Grotesque begins with the discovery of a dead Kazue Sato, an employee of a prestigious architectural and engineering firm in Tokyo who was moonlighting as a part-time prostitute. A Chinese illegal immigrant named Zhang has been arrested for her death, and also for the murder of another prostitute Yuriko Hirata found under very similar circumstances a few months previously. The first part of the book is narrated by Yuriko’s sister who was also Kazue’s high school classmate. The novel is split into sections narrated first by Yuriko’s sister who sets the background to this tale, from their mixed heritage, of Yuriko’s ‘monstrous’ beauty and the prestigious Q high school in which they enroll and meet Kazue where no matter how hard you try you can never quite join the elite cliques and wash off the stench of poverty. We are then given Zhang’s trial notes and Yuriko and Kazue’s journals as we slowly realise that things are never quite as straightforward as they seem, and narrators are not always reliable.

Compared to Out, Grotesque was something else altogether. Definitely darker, more disturbing and left me very, very uneasy. Because you know that there are areas of Japanese modern life in which reality is exactly how Kirino describes it. Although I couldn’t stop reading the novel, it wasn’t exactly comfortable reading. Kirino’s outlook is bleak, and her characters flawed and ugly. I admire her for articulating the darkest monstrous aspects of humanity in normal people, but after finishing the book I really felt I needed something light and happy to read, and a cleansing shower. Don’t get me wrong, the issues brought up in the book, especially prostitution, is heavy, but Kirino’s writing (and the superb translation) flows easily. It’s just that I didn’t like any of the characters. But then, I don’t think Kirino intends you to like them. She gives you a sharp slice of unhappiness and reminds you that there are many people out there who are not as fortunate as some of us.

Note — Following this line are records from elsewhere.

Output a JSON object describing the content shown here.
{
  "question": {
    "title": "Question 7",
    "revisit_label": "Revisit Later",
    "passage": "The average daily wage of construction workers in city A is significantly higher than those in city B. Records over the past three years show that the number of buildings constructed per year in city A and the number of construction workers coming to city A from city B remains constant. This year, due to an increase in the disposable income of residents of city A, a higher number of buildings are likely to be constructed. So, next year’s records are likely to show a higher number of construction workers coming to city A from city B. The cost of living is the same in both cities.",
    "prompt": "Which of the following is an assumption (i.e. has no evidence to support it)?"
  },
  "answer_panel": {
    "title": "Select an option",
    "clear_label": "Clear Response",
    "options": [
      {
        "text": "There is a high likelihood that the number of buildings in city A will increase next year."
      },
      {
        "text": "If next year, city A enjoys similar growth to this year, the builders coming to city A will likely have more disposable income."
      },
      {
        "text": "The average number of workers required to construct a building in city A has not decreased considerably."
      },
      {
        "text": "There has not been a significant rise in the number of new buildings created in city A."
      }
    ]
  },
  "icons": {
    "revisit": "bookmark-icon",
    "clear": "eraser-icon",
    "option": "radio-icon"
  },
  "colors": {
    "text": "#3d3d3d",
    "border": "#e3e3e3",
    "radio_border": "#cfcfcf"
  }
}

I did like the book and was really impressed with her style and the way she totally inhabits her characters, who are layered and have depth. It’s not an easy read, but I recommend it. Just don’t read it when you are feeling down.

Book Bounty: August

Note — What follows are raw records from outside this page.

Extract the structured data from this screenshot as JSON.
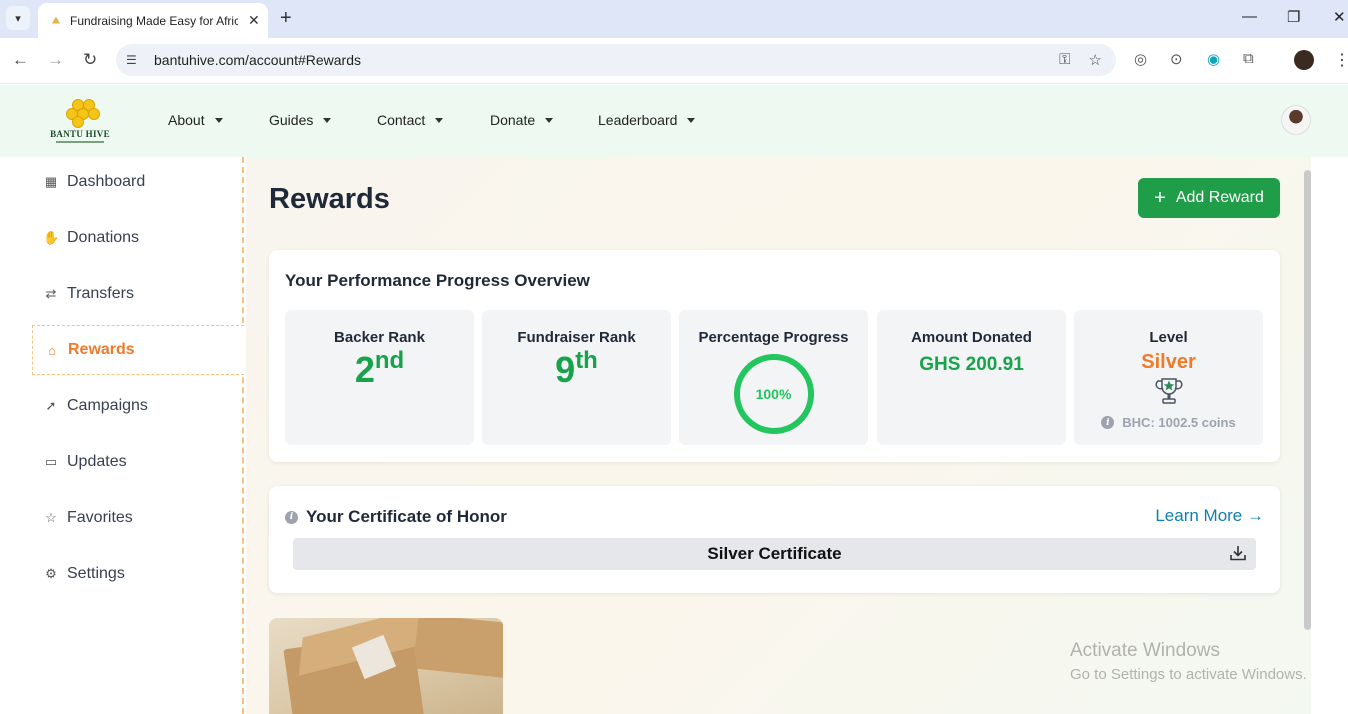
{
  "browser": {
    "tab_title": "Fundraising Made Easy for Afric",
    "url": "bantuhive.com/account#Rewards",
    "new_tab": "+",
    "tab_close": "✕",
    "win_min": "—",
    "win_max": "❐",
    "win_close": "✕"
  },
  "site": {
    "logo_text": "BANTU HIVE",
    "nav": [
      "About",
      "Guides",
      "Contact",
      "Donate",
      "Leaderboard"
    ]
  },
  "sidebar": {
    "items": [
      {
        "label": "Dashboard",
        "icon": "grid-icon"
      },
      {
        "label": "Donations",
        "icon": "hand-icon"
      },
      {
        "label": "Transfers",
        "icon": "transfer-icon"
      },
      {
        "label": "Rewards",
        "icon": "gift-icon"
      },
      {
        "label": "Campaigns",
        "icon": "rocket-icon"
      },
      {
        "label": "Updates",
        "icon": "chat-icon"
      },
      {
        "label": "Favorites",
        "icon": "star-icon"
      },
      {
        "label": "Settings",
        "icon": "gear-icon"
      }
    ],
    "active": "Rewards"
  },
  "main": {
    "title": "Rewards",
    "add_button": "Add Reward",
    "performance": {
      "title": "Your Performance Progress Overview",
      "backer_label": "Backer Rank",
      "backer_value": "2",
      "backer_suffix": "nd",
      "fundraiser_label": "Fundraiser Rank",
      "fundraiser_value": "9",
      "fundraiser_suffix": "th",
      "progress_label": "Percentage Progress",
      "progress_value": "100%",
      "amount_label": "Amount Donated",
      "amount_value": "GHS 200.91",
      "level_label": "Level",
      "level_value": "Silver",
      "coins": "BHC: 1002.5 coins"
    },
    "certificate": {
      "title": "Your Certificate of Honor",
      "learn_more": "Learn More →",
      "name": "Silver Certificate"
    }
  },
  "os": {
    "watermark_title": "Activate Windows",
    "watermark_sub": "Go to Settings to activate Windows."
  },
  "colors": {
    "accent_green": "#1f9d48",
    "active_orange": "#f07a2a",
    "link_blue": "#0e7fb5"
  }
}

18 August, 2009

bookshoponthestrand

I recently swore to myself I wouldn’t buy any more books until I had read at least three from my TBR bookcase (and yes, it’s not a bookshelf but a whole bookcase) but I couldn’t resist popping into my favourite charity bookshop and found four (!) books that I just had to have. I am weak, weak, weak.

I find I often go into bookshops to cheer myself up and to find a bit of peace and quality time. If I have a stressful day at work I pop into the Waterstone’s in Piccadilly before I head off home. If I’m on my way home from my sister’s I pop into the Highgate Oxfam bookshop. Sometimes I find nothing, but the very act of browsing somehow releases the tension in my mind and shoulders. And this weekend I was lucky/unlucky depending on whether you consult my mind or my wallet.

So what did I get?

The Poisonwood Bible by Barbara Kingsolver – I have heard many wonderful things about this book from friends, book blogs and reviews and have been wanting to read this for a while.

Remainder by Tom McCarthy – I first heard about this book while perusing Scott Pack’s very entertaining blog Me and My Big Mouth. You can also read articles about McCarthy here and here. Incidentally, the copy I bought was signed by the author himself, woo hoo!

Grotesque by Natsuo Kirino – I read her novel Out several years ago and was seriously impressed! She makes the mundane very sinister. I no longer look at housewives in the same way.

Age of Misrule by Mark Chadbourn – has been mentioned with awe several times in the sff blogs I read. I unsuccessfully entered a competition to win a copy several weeks back, and so when I saw this one, I knew it was fate.

Not a bad haul for under ten quid.